I just finished reading Nassim Taleb's second great book, and I highly recommend it.
His point -- oversimplified -- is that we do not understand the frequency of rare, high-impact events (black swans) because they do not fit into our perception. (We usually tell stories to explain things ex-post and we often extrapolate from the past.) That may not be a problem EXCEPT that financial "wizards" have made the fatal mistake of "normalizing" the distribution of events to look like a Bell Curve (or Gaussian distribution). What this means in practice is that they boldly predict that "so-and-so is likely to happen once in 100 years," and are then proven wrong over and over. (Reminds me of the hundred year flood fallacy...)
He also takes some time to tear apart economic models, assumptions of perfect rationality, use of the expected utility function, etc.
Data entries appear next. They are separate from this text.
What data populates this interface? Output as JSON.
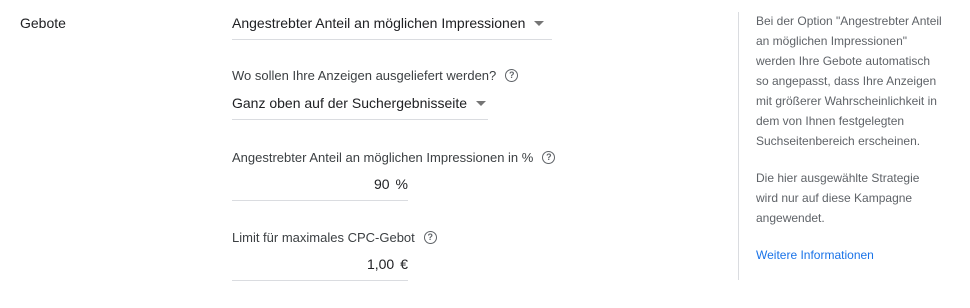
{
  "section_label": "Gebote",
  "bidding": {
    "strategy_value": "Angestrebter Anteil an möglichen Impressionen"
  },
  "placement": {
    "question": "Wo sollen Ihre Anzeigen ausgeliefert werden?",
    "value": "Ganz oben auf der Suchergebnisseite"
  },
  "impression_share": {
    "label": "Angestrebter Anteil an möglichen Impressionen in %",
    "value": "90",
    "unit": "%"
  },
  "max_cpc": {
    "label": "Limit für maximales CPC-Gebot",
    "value": "1,00",
    "unit": "€"
  },
  "sidebar_info": {
    "paragraph1_lines": [
      "Bei der Option \"Angestrebter Anteil",
      "an möglichen Impressionen\"",
      "werden Ihre Gebote automatisch",
      "so angepasst, dass Ihre Anzeigen",
      "mit größerer Wahrscheinlichkeit in",
      "dem von Ihnen festgelegten",
      "Suchseitenbereich erscheinen."
    ],
    "paragraph2_lines": [
      "Die hier ausgewählte Strategie",
      "wird nur auf diese Kampagne",
      "angewendet."
    ],
    "link": "Weitere Informationen"
  },
  "icons": {
    "help": "help-circle-icon",
    "dropdown": "caret-down-icon"
  },
  "colors": {
    "text": "#202124",
    "secondary_text": "#5f6368",
    "link": "#1a73e8",
    "divider": "#dadce0"
  }
}
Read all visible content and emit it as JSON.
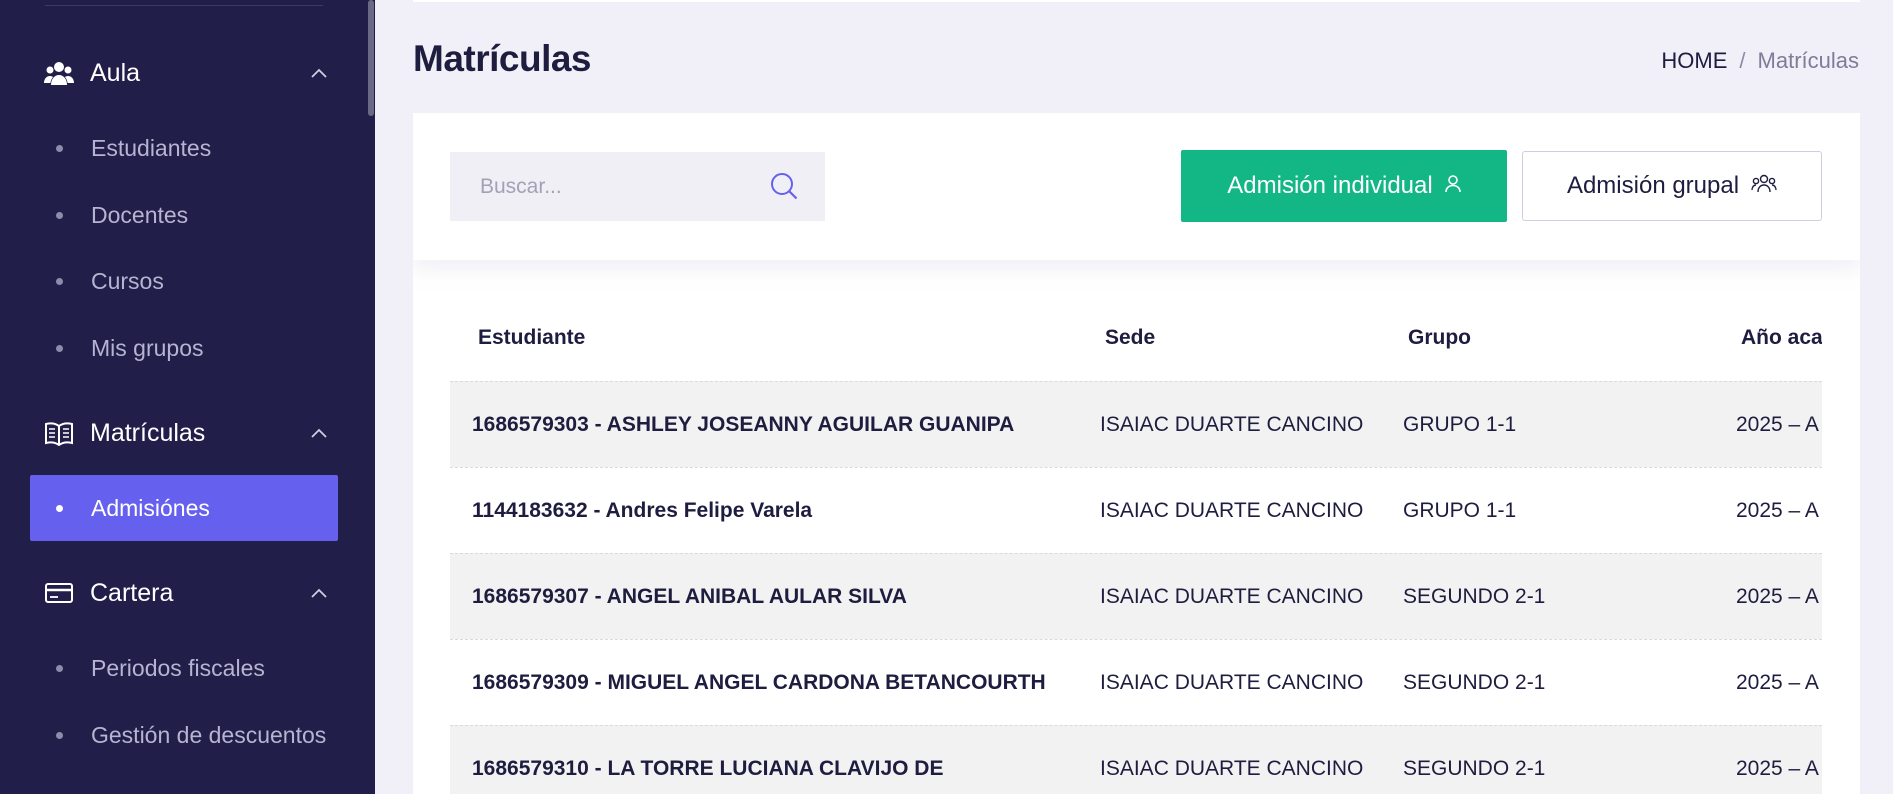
{
  "sidebar": {
    "sections": [
      {
        "label": "Aula",
        "icon": "users-group-icon"
      },
      {
        "label": "Matrículas",
        "icon": "open-book-icon"
      },
      {
        "label": "Cartera",
        "icon": "credit-card-icon"
      }
    ],
    "aula_items": [
      "Estudiantes",
      "Docentes",
      "Cursos",
      "Mis grupos"
    ],
    "matriculas_items": [
      "Admisiónes"
    ],
    "cartera_items": [
      "Periodos fiscales",
      "Gestión de descuentos"
    ],
    "active_item": "Admisiónes"
  },
  "header": {
    "title": "Matrículas",
    "breadcrumb": {
      "home": "HOME",
      "separator": "/",
      "current": "Matrículas"
    }
  },
  "toolbar": {
    "search_placeholder": "Buscar...",
    "individual_label": "Admisión individual",
    "group_label": "Admisión grupal"
  },
  "table": {
    "columns": [
      "Estudiante",
      "Sede",
      "Grupo",
      "Año aca"
    ],
    "rows": [
      [
        "1686579303 - ASHLEY JOSEANNY AGUILAR GUANIPA",
        "ISAIAC DUARTE CANCINO",
        "GRUPO 1-1",
        "2025 – A"
      ],
      [
        "1144183632 - Andres Felipe Varela",
        "ISAIAC DUARTE CANCINO",
        "GRUPO 1-1",
        "2025 – A"
      ],
      [
        "1686579307 - ANGEL ANIBAL AULAR SILVA",
        "ISAIAC DUARTE CANCINO",
        "SEGUNDO 2-1",
        "2025 – A"
      ],
      [
        "1686579309 - MIGUEL ANGEL CARDONA BETANCOURTH",
        "ISAIAC DUARTE CANCINO",
        "SEGUNDO 2-1",
        "2025 – A"
      ],
      [
        "1686579310 - LA TORRE LUCIANA CLAVIJO DE",
        "ISAIAC DUARTE CANCINO",
        "SEGUNDO 2-1",
        "2025 – A"
      ]
    ]
  },
  "colors": {
    "sidebar_bg": "#211f4a",
    "active_item_bg": "#6660ee",
    "primary_button": "#13b685",
    "page_bg": "#f1f0f8"
  }
}
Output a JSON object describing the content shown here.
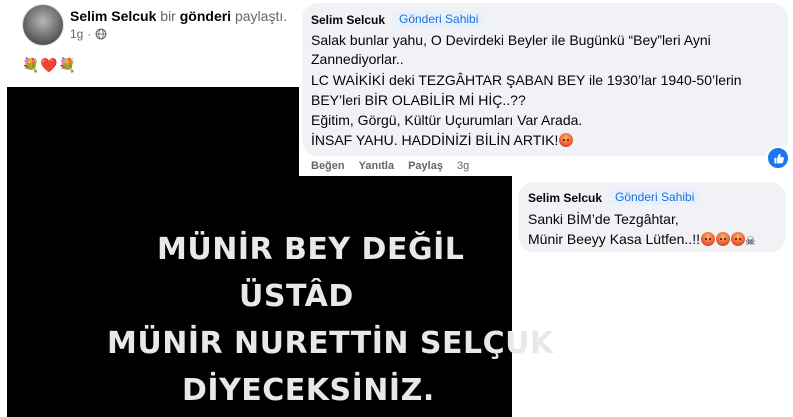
{
  "post": {
    "author": "Selim Selcuk",
    "text_bir": "bir",
    "text_gonderi": "gönderi",
    "text_paylasti": "paylaştı.",
    "time": "1g",
    "separator": "·",
    "emojis": "💐❤️💐",
    "image_lines": [
      "MÜNİR BEY DEĞİL",
      "ÜSTÂD",
      "MÜNİR NURETTİN SELÇUK",
      "DİYECEKSİNİZ."
    ]
  },
  "comment1": {
    "author": "Selim Selcuk",
    "badge": "Gönderi Sahibi",
    "lines": [
      "Salak bunlar yahu, O Devirdeki Beyler ile Bugünkü “Bey”leri Ayni",
      "Zannediyorlar..",
      "LC WAİKİKİ deki TEZGÂHTAR ŞABAN BEY ile 1930’lar 1940-50’lerin",
      "BEY’leri BİR OLABİLİR Mİ HİÇ..??",
      "Eğitim, Görgü, Kültür Uçurumları Var Arada.",
      "İNSAF YAHU. HADDİNİZİ BİLİN ARTIK!"
    ],
    "actions": {
      "like": "Beğen",
      "reply": "Yanıtla",
      "share": "Paylaş",
      "time": "3g"
    }
  },
  "comment2": {
    "author": "Selim Selcuk",
    "badge": "Gönderi Sahibi",
    "line1": "Sanki BİM’de Tezgâhtar,",
    "line2": "Münir Beeyy Kasa Lütfen..!!"
  },
  "colors": {
    "bubble": "#f0f2f5",
    "badge_text": "#1c6fe0",
    "like_blue": "#1877f2",
    "muted": "#65676b"
  }
}
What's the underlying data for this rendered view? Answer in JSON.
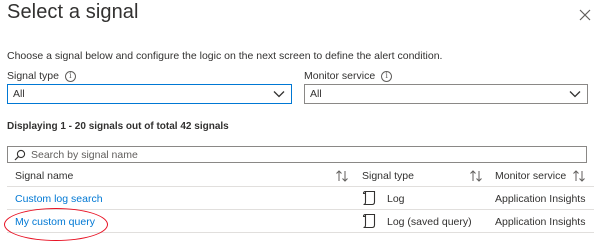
{
  "dialog": {
    "title": "Select a signal",
    "description": "Choose a signal below and configure the logic on the next screen to define the alert condition."
  },
  "filters": {
    "signal_type": {
      "label": "Signal type",
      "value": "All"
    },
    "monitor_service": {
      "label": "Monitor service",
      "value": "All"
    }
  },
  "info_glyph": "i",
  "results": {
    "summary": "Displaying 1 - 20 signals out of total 42 signals"
  },
  "search": {
    "placeholder": "Search by signal name"
  },
  "table": {
    "headers": {
      "signal_name": "Signal name",
      "signal_type": "Signal type",
      "monitor_service": "Monitor service"
    },
    "rows": [
      {
        "signal_name": "Custom log search",
        "signal_type": "Log",
        "monitor_service": "Application Insights",
        "icon": "log-icon"
      },
      {
        "signal_name": "My custom query",
        "signal_type": "Log (saved query)",
        "monitor_service": "Application Insights",
        "icon": "log-icon"
      }
    ]
  },
  "colors": {
    "accent": "#0078d4",
    "annotation": "#e81123",
    "text": "#323130",
    "border": "#8a8886"
  }
}
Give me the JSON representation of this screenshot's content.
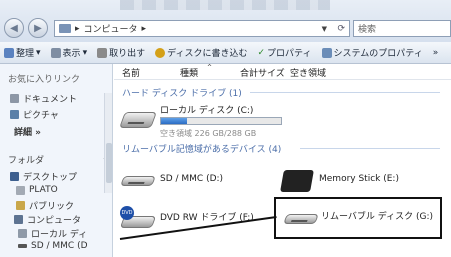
{
  "address_bar": {
    "crumbs": [
      "コンピュータ"
    ],
    "search_placeholder": "検索"
  },
  "toolbar": {
    "items": [
      "整理",
      "表示",
      "取り出す",
      "ディスクに書き込む",
      "プロパティ",
      "システムのプロパティ",
      "»"
    ]
  },
  "nav": {
    "favorites_header": "お気に入りリンク",
    "favorites": [
      "ドキュメント",
      "ピクチャ",
      "詳細 »"
    ],
    "folders_header": "フォルダ",
    "tree": [
      "デスクトップ",
      "PLATO",
      "パブリック",
      "コンピュータ",
      "ローカル ディ",
      "SD / MMC (D"
    ]
  },
  "columns": [
    "名前",
    "種類",
    "合計サイズ",
    "空き領域"
  ],
  "groups": {
    "hdd_title": "ハード ディスク ドライブ (1)",
    "removable_title": "リムーバブル記憶域があるデバイス (4)"
  },
  "drives": {
    "local": {
      "label": "ローカル ディスク (C:)",
      "free_text": "空き領域 226 GB/288 GB",
      "used_fraction": 0.22
    },
    "sd": {
      "label": "SD / MMC (D:)"
    },
    "memstick": {
      "label": "Memory Stick (E:)"
    },
    "dvd": {
      "label": "DVD RW ドライブ (F:)",
      "badge": "DVD"
    },
    "removable": {
      "label": "リムーバブル ディスク (G:)"
    }
  },
  "colors": {
    "group_title": "#4b6ea9",
    "progress": "#2b6cc4"
  }
}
I agree whole-heartedly with this critique and the implication that academic economists are not only useless but dangerous advisers on real-world problems. He holds up Hayek's ideas on the "knowledge problem" (our inability to know everything in one place at one time means that we cannot make "right" decisions from a central point. The alternative -- disaggregated decision-making via markets and prices -- is much more efficient and less likely to produce catastrophic failures like those we've seen in the financial markets.)
Finally, Taleb predicted (accurately) the self-destruction of the financial markets that has been driven by unrealistic beliefs on the occurrence of "rare but dangerous" events...
Bottom Line: If you only read five books on markets and economics, make this one of them (I'll put up a reading list if I get this teaching thing cleared up...). FIVE STARS.